*TASK ITEM*:
A single number is required: the count of lines in the entries below that include the word "made".

*RECORDS FOR PROCESSING*:
--------------------------------------------------
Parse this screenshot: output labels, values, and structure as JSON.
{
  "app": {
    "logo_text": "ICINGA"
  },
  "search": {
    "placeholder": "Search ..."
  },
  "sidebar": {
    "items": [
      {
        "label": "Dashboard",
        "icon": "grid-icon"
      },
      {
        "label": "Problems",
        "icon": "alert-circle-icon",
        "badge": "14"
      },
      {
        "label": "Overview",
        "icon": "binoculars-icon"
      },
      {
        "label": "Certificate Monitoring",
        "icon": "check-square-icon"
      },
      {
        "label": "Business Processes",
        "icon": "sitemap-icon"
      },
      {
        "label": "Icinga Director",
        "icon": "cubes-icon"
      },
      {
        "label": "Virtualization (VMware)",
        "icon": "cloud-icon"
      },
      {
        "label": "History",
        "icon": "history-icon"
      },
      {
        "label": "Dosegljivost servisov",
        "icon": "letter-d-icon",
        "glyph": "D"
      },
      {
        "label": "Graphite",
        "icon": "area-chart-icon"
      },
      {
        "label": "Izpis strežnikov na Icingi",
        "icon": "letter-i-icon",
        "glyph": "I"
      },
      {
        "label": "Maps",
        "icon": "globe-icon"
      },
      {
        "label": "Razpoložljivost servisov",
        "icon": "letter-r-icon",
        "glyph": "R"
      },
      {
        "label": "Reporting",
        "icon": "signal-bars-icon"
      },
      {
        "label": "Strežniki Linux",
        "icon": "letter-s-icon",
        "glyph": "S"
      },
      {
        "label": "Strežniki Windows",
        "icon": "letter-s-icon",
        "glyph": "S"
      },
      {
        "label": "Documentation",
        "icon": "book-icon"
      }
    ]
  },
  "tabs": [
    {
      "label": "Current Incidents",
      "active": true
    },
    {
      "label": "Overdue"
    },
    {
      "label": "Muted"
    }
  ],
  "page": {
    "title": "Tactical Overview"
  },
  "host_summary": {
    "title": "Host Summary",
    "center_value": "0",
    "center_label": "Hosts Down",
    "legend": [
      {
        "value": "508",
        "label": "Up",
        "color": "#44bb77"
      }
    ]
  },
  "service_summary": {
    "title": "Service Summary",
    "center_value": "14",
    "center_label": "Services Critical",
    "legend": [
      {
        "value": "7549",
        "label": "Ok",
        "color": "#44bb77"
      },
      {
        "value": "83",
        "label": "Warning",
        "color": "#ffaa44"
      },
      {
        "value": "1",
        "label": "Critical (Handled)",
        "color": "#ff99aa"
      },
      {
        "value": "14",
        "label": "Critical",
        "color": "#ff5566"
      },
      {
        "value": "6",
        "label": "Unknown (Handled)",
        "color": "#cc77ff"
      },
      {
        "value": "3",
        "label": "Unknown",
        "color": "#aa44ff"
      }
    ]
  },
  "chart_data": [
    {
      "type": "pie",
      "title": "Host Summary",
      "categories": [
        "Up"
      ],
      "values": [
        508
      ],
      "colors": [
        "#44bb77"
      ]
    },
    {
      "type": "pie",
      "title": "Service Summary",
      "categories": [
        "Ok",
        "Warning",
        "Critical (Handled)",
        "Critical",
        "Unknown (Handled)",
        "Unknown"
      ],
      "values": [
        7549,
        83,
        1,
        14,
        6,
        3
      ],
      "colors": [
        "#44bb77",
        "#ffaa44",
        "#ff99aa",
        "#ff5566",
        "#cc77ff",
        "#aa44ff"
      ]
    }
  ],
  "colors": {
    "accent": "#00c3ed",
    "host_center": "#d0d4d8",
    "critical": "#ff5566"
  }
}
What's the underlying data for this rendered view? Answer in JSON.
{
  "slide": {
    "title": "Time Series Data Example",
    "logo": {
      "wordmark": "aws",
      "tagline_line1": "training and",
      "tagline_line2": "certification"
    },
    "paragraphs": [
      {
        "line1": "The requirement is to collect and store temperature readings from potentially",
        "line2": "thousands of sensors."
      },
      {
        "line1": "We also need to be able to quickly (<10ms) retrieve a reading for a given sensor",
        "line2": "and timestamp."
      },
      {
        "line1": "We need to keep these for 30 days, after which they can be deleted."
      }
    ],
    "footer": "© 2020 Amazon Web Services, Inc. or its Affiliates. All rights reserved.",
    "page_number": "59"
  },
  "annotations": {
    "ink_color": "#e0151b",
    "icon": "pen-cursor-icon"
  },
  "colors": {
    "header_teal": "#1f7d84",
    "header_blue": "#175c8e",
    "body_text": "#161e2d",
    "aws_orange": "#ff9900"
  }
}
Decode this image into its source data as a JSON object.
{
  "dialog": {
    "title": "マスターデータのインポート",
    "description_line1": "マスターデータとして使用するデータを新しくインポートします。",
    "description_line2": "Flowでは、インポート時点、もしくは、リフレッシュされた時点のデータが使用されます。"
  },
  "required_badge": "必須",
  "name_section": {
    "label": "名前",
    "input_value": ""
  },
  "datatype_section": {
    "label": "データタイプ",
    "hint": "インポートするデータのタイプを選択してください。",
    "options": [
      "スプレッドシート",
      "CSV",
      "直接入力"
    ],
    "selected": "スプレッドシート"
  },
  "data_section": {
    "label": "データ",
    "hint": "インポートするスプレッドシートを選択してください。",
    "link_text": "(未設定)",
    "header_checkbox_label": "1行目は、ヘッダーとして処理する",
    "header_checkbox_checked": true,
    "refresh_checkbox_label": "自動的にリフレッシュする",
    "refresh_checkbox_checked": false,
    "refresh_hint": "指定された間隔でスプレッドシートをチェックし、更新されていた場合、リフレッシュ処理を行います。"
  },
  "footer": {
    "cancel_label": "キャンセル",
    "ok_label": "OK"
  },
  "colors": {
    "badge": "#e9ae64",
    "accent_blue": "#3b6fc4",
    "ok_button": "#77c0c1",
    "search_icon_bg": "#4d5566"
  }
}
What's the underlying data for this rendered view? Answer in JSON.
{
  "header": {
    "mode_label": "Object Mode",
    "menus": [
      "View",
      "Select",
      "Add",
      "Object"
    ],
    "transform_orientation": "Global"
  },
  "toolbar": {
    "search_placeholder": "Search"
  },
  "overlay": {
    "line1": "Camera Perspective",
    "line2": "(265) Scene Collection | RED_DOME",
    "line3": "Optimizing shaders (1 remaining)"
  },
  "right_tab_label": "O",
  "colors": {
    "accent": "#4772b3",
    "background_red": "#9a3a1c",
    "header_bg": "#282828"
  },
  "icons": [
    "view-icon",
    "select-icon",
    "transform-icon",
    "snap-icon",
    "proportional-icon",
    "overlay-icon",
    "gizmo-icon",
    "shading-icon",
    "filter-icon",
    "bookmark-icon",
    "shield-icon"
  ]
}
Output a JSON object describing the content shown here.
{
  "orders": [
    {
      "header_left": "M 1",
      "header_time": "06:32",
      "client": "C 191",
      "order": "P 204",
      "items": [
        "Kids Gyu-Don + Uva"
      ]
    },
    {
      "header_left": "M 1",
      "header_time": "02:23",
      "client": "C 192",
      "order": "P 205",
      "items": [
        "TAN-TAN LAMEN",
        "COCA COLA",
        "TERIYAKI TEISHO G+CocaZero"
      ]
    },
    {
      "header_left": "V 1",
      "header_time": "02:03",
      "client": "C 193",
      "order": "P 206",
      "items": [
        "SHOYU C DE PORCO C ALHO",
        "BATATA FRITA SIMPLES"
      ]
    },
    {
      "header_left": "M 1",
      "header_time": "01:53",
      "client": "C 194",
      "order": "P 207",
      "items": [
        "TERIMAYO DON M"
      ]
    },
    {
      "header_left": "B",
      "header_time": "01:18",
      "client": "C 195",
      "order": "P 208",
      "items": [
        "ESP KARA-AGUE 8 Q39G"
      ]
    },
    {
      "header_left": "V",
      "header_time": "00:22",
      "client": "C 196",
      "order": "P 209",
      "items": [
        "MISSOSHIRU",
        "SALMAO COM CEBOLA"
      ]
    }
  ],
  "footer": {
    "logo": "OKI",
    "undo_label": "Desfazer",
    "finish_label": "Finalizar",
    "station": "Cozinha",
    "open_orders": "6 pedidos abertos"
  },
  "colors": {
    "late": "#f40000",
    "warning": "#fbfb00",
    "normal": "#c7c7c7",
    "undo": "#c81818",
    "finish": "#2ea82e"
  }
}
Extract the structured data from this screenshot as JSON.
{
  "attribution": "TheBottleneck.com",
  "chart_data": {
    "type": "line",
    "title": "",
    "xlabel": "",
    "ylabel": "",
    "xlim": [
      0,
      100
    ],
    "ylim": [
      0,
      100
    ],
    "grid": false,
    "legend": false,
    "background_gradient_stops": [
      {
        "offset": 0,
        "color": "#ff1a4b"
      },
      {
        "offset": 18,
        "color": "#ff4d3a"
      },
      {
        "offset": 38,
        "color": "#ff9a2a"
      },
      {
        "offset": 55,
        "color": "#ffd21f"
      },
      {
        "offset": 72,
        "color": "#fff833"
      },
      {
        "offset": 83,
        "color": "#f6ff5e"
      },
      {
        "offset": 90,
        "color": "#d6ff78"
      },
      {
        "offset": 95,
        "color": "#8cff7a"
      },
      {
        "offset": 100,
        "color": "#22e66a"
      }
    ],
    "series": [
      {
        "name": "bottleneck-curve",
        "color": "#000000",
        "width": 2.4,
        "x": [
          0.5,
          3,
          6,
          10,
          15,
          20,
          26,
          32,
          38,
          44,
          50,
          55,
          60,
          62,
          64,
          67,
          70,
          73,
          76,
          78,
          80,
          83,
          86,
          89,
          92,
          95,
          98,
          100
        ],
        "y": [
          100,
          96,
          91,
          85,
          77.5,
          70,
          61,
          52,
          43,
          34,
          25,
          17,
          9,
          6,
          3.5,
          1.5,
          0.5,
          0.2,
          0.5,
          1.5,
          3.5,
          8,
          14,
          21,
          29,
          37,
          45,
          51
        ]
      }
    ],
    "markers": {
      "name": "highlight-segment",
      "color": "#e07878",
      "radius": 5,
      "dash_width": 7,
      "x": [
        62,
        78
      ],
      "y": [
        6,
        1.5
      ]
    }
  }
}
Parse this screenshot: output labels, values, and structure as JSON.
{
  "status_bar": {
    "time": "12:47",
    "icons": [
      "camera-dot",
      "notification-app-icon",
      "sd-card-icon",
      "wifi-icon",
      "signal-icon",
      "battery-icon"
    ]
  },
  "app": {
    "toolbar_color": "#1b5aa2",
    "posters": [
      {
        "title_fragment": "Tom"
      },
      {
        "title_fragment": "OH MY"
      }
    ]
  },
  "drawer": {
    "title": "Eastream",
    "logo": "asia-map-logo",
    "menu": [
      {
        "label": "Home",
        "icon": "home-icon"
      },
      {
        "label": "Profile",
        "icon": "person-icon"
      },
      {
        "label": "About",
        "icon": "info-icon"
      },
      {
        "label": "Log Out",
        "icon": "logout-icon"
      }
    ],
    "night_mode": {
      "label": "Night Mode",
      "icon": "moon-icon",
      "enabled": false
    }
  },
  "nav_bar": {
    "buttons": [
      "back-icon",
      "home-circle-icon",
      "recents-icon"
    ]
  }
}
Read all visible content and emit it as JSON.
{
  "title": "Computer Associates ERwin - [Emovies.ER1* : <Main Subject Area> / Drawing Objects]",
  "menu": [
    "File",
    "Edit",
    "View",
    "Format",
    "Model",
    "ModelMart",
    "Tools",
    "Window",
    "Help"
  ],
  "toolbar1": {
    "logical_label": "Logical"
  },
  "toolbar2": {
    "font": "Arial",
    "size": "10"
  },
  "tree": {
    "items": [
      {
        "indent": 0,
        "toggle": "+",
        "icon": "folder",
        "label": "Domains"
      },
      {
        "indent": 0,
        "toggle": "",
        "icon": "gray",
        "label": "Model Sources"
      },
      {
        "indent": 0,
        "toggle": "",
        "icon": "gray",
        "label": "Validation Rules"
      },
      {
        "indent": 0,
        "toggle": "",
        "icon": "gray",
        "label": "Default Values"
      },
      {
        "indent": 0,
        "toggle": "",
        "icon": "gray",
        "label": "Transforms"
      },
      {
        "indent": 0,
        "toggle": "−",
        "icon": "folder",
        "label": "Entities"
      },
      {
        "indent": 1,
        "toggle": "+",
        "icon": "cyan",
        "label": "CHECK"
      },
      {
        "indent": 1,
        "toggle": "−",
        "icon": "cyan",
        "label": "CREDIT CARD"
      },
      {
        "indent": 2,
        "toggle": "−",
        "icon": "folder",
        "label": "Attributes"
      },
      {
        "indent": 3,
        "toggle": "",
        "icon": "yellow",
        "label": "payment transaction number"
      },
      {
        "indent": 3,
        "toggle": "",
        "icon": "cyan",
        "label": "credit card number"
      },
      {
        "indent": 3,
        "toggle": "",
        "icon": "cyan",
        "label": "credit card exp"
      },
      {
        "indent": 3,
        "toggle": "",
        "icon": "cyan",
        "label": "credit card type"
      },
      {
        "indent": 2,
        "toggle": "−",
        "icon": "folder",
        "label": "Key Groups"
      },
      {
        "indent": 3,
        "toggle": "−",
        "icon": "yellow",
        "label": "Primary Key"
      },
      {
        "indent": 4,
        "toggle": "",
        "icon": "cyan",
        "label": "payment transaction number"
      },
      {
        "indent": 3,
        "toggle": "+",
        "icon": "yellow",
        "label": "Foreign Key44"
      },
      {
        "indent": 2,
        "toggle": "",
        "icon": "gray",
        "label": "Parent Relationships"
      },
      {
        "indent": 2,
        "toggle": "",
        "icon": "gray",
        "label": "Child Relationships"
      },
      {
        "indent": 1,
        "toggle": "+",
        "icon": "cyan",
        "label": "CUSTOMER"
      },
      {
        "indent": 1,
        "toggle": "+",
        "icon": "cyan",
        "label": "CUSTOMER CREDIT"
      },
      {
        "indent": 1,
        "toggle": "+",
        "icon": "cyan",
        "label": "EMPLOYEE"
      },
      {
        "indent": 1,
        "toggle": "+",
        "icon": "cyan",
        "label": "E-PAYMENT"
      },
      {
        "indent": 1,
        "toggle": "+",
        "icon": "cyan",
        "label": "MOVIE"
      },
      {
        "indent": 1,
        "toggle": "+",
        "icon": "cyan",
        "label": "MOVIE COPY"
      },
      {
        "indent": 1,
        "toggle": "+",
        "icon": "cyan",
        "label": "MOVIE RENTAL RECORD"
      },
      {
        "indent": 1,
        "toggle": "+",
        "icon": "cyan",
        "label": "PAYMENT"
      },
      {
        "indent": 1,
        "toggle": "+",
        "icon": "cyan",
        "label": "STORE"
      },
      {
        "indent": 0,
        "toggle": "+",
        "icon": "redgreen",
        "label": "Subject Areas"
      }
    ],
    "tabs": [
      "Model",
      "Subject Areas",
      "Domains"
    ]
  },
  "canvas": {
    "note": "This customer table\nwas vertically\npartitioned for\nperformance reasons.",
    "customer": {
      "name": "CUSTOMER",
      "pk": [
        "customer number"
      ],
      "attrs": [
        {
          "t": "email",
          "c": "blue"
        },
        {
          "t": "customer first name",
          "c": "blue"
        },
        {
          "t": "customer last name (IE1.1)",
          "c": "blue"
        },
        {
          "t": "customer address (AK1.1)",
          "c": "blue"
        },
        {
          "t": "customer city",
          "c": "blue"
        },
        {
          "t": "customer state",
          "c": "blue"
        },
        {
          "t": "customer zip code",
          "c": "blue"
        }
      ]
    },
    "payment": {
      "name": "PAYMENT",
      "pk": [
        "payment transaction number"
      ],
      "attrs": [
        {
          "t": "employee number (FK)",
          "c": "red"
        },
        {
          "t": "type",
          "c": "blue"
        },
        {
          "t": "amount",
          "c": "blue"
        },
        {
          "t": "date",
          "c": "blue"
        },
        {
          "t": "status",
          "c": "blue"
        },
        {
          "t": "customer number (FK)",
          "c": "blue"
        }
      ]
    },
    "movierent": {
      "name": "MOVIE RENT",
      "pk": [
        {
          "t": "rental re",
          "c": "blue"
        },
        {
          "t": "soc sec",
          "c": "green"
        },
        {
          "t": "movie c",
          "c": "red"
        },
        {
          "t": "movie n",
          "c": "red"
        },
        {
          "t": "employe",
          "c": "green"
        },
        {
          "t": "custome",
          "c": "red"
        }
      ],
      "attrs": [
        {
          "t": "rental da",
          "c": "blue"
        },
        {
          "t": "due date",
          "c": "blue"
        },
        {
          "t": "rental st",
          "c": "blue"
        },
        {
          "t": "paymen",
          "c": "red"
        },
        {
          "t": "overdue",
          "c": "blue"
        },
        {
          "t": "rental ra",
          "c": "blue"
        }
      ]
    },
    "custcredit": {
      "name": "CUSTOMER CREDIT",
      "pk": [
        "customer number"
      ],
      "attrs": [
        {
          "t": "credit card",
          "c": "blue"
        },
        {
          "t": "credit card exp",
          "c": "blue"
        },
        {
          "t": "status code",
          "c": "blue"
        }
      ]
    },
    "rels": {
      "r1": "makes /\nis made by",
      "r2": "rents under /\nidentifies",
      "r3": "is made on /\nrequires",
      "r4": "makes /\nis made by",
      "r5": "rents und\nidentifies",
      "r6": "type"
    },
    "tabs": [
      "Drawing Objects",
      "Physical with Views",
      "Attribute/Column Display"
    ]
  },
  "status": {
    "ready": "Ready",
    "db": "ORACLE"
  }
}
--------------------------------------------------
*WRITTEN ANSWER*:
3